For details of Mike Higginbottom’s lecture Survivals & Revivals:  past views of English architecture, please click here.

Never say never

North Yorkshire Moors Railway, Pickering Station:  BR loco 45407

North Yorkshire Moors Railway, Pickering Station: BR loco 45407 ‘The Lancashire Fusilier’

When the North Yorkshire Moors Railway Preservation Society took on the closed railway line between Grosmont and Rillington Junction, which formerly linked Whitby with York, they confined their efforts to reviving services between Grosmont and Pickering.

The stretch south from Pickering to Rillington Junction was abandoned in 1965 and the trackbed is blocked by buildings, including a library, and a major road junction.

Heritage steam trains draw into Pickering station and reverse on a stub short of what used to be a level crossing over a main road.

The NYMR has consistently rejected suggestions to restore the connection, arguing that it is impractical and would threaten its status as one of Britain’s most successful and efficient heritage railways.

It’s difficult to argue with an outfit as good at what they do as the NYMR. They claim to inject £30 million per annum into the local economy. Their relationship with Network Rail and local communities was not only strong enough to take steam trains back into Whitby station, but secured the finance to reinstate a second platform at Whitby to increase capacity.

On some Sundays each year, when Northern Rail doesn’t provide a service, the NYMR takes over the Esk Valley line and runs through to Battersby.

Indeed, the NYMR’s preference for a connection to York is to reinstate the line south of Battersby to the East Coast Main Line at Picton.
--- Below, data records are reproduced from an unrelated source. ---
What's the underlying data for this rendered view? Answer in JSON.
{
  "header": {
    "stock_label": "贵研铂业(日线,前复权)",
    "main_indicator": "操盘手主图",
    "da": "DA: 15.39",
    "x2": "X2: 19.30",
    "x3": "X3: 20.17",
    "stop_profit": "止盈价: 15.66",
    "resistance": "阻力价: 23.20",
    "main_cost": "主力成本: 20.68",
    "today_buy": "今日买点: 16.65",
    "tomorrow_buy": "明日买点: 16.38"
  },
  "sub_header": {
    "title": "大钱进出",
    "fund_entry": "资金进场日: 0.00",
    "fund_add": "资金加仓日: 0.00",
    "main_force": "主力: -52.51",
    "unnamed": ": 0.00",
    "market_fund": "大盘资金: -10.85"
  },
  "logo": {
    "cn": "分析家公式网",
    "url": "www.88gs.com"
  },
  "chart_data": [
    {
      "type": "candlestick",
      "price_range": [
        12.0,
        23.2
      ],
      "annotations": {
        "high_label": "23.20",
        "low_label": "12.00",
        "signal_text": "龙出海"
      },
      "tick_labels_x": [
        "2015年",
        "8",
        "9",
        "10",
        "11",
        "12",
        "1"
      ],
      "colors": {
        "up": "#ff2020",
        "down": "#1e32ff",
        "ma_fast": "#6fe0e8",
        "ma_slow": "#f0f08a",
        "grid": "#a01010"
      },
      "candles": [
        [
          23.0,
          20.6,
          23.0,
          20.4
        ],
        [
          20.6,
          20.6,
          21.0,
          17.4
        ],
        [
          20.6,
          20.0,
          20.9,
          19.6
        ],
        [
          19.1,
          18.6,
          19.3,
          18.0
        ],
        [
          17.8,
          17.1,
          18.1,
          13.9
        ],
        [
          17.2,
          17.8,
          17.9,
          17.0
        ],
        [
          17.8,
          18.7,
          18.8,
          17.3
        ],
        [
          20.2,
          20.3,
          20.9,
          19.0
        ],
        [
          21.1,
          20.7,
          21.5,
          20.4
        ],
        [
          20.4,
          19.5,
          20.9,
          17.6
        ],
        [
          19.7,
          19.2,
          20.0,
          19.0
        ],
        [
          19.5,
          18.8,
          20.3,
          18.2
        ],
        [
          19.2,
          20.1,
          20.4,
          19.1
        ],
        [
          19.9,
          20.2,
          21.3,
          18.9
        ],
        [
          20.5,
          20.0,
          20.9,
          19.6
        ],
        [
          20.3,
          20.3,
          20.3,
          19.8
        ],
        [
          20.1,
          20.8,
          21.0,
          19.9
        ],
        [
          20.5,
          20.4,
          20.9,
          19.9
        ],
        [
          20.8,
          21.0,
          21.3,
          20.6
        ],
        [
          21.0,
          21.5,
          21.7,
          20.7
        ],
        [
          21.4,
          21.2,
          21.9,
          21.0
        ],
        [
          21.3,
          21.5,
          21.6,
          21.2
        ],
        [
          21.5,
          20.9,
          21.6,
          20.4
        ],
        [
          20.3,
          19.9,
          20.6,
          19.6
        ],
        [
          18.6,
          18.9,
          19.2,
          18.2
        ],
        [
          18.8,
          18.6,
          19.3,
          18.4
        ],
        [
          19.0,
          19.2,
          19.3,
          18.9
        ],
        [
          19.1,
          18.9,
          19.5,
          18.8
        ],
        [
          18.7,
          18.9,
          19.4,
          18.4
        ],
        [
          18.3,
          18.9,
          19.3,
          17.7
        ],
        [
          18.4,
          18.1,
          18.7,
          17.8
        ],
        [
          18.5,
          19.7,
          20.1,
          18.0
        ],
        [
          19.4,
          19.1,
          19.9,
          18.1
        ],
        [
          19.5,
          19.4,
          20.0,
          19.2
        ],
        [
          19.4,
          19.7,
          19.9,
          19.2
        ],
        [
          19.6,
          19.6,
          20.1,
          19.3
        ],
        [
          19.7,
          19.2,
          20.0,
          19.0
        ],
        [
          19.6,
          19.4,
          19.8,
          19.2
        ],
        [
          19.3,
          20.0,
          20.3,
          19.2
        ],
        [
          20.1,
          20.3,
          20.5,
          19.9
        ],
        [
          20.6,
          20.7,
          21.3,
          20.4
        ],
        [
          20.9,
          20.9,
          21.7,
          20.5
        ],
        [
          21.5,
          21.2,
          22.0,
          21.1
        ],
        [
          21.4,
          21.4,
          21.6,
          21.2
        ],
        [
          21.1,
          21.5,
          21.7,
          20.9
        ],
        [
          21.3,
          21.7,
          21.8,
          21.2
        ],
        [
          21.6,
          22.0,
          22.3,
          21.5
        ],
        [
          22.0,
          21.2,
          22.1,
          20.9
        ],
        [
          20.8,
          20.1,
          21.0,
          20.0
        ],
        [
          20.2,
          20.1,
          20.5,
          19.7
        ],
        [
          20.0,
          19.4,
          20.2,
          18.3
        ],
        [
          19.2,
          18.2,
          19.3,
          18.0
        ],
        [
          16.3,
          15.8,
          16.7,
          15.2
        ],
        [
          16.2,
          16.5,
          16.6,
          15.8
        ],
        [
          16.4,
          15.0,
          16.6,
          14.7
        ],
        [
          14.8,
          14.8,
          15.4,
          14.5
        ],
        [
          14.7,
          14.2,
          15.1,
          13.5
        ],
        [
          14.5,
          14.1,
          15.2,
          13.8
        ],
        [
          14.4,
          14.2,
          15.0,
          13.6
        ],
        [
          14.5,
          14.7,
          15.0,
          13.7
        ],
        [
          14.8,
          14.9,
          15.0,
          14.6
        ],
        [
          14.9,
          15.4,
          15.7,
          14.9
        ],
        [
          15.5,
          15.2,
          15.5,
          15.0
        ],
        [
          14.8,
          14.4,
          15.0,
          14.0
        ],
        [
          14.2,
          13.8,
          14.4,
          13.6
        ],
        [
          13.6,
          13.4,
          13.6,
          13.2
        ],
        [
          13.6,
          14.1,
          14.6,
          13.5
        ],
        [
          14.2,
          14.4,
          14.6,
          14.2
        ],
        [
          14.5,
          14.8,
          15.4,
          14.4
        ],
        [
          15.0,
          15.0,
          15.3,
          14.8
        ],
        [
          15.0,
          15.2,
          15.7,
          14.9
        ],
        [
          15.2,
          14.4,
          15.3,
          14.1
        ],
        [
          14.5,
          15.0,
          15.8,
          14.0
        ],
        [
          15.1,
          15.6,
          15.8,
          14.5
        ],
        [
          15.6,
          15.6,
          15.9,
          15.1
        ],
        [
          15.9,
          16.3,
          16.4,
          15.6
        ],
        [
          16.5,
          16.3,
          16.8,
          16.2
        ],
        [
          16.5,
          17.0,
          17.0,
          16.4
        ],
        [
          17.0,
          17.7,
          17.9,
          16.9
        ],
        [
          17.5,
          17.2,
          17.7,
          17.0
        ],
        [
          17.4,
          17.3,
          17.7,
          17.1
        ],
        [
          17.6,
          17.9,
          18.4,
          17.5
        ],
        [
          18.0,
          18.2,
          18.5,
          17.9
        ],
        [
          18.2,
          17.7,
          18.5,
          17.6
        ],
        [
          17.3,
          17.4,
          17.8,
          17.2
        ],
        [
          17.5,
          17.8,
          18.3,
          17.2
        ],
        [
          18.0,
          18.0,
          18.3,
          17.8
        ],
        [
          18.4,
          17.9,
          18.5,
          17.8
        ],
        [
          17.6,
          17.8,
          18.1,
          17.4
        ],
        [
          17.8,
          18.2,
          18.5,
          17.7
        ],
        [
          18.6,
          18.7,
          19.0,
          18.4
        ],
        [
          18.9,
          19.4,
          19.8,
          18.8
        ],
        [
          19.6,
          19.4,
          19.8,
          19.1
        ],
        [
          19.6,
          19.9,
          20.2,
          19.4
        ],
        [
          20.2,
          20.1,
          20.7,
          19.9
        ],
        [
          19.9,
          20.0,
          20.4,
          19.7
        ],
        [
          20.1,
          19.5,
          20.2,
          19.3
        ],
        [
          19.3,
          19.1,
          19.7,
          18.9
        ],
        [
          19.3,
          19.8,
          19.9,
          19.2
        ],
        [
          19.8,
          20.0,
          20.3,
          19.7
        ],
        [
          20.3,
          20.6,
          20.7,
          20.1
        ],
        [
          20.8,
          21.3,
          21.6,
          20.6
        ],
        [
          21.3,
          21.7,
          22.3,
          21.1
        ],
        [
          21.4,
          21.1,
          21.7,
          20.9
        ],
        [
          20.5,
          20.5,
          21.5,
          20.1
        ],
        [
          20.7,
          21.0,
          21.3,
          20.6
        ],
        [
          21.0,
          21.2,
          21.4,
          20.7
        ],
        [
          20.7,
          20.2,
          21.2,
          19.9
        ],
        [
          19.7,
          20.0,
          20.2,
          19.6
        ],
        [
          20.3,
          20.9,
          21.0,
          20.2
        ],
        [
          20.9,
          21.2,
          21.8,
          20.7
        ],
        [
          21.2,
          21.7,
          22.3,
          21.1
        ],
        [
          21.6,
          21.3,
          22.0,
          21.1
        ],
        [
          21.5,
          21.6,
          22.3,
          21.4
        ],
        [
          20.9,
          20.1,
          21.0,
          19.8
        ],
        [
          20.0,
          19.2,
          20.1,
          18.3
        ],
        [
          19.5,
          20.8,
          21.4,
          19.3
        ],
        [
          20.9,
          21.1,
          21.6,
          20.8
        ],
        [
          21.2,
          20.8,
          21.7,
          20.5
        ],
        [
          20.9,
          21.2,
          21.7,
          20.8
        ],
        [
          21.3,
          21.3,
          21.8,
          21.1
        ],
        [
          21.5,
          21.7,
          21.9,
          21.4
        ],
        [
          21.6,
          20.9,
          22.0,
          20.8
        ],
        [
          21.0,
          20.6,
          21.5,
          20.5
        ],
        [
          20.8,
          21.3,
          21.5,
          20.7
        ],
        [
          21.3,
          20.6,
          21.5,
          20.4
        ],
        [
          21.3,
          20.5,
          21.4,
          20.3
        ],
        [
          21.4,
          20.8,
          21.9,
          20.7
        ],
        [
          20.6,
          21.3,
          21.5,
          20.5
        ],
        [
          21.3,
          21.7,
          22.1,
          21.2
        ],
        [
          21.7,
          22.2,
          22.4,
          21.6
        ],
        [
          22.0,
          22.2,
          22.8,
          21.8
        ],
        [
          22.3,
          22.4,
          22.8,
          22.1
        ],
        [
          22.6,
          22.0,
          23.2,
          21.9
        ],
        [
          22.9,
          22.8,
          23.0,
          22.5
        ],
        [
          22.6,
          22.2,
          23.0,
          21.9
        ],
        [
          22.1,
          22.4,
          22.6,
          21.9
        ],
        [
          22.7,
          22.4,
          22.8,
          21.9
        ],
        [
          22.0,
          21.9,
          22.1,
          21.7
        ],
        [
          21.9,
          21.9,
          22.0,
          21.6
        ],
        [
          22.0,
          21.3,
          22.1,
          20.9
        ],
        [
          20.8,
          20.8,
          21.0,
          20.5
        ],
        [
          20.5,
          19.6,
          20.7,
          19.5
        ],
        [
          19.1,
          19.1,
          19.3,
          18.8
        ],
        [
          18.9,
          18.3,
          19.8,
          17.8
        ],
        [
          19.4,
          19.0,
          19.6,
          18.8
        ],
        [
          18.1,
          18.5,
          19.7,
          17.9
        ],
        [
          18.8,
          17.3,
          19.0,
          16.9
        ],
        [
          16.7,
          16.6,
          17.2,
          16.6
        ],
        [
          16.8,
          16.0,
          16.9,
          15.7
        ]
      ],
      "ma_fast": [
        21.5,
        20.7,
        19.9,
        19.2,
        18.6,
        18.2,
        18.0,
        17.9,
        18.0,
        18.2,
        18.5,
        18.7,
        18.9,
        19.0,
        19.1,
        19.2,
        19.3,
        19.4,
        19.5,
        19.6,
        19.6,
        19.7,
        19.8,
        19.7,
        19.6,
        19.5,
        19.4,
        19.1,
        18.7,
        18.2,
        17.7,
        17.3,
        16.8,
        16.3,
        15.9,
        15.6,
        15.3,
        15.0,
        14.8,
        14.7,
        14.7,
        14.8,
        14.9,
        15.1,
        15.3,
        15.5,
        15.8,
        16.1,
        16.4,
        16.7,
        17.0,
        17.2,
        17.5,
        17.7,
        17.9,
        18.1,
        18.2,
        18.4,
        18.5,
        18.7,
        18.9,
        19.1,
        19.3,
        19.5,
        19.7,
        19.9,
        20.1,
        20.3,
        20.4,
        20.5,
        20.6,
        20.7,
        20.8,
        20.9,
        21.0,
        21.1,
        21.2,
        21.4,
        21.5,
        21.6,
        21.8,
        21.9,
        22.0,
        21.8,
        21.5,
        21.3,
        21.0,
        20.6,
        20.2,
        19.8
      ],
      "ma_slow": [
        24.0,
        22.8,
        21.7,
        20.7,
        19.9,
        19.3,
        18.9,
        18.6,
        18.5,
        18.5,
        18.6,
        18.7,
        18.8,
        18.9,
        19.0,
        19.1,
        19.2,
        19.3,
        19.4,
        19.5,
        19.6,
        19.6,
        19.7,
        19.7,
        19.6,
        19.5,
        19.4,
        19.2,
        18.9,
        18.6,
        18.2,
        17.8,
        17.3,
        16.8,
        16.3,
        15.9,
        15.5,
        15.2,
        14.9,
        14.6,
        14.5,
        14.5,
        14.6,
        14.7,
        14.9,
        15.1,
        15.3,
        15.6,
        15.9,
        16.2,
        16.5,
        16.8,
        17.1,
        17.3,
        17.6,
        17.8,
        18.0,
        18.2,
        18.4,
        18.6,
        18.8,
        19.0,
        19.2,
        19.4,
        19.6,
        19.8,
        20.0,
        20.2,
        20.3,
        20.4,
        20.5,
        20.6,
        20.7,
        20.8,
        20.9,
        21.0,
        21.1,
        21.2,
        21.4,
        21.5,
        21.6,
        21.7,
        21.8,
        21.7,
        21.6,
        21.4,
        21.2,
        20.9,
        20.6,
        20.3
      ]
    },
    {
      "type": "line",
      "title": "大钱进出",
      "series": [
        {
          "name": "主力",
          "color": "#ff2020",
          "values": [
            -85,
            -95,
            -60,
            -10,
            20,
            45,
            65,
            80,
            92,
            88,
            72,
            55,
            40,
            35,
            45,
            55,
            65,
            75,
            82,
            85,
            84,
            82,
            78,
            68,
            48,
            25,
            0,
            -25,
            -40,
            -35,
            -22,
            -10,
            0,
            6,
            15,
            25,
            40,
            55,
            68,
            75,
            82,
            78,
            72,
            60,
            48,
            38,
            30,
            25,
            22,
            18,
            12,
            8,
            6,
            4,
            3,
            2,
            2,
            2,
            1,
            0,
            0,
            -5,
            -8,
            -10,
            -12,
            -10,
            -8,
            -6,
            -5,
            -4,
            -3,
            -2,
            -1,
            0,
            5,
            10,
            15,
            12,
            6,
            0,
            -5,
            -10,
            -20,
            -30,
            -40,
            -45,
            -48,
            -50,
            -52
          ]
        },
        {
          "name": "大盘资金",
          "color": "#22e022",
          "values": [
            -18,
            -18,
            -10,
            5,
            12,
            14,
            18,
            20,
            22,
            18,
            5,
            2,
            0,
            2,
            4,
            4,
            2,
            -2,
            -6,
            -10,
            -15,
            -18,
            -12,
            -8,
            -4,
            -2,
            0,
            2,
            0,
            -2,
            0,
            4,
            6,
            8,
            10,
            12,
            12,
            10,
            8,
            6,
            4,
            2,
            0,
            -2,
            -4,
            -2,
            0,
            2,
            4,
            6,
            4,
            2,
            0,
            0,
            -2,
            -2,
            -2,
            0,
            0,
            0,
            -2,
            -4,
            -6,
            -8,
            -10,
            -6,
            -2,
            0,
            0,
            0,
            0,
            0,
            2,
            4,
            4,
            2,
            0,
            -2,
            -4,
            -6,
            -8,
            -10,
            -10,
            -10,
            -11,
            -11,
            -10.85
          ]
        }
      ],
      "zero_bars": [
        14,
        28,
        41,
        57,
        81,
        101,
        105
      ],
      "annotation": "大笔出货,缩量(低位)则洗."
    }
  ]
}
Nevertheless, the stub of track south of Pickering Station is a tempting ellipsis…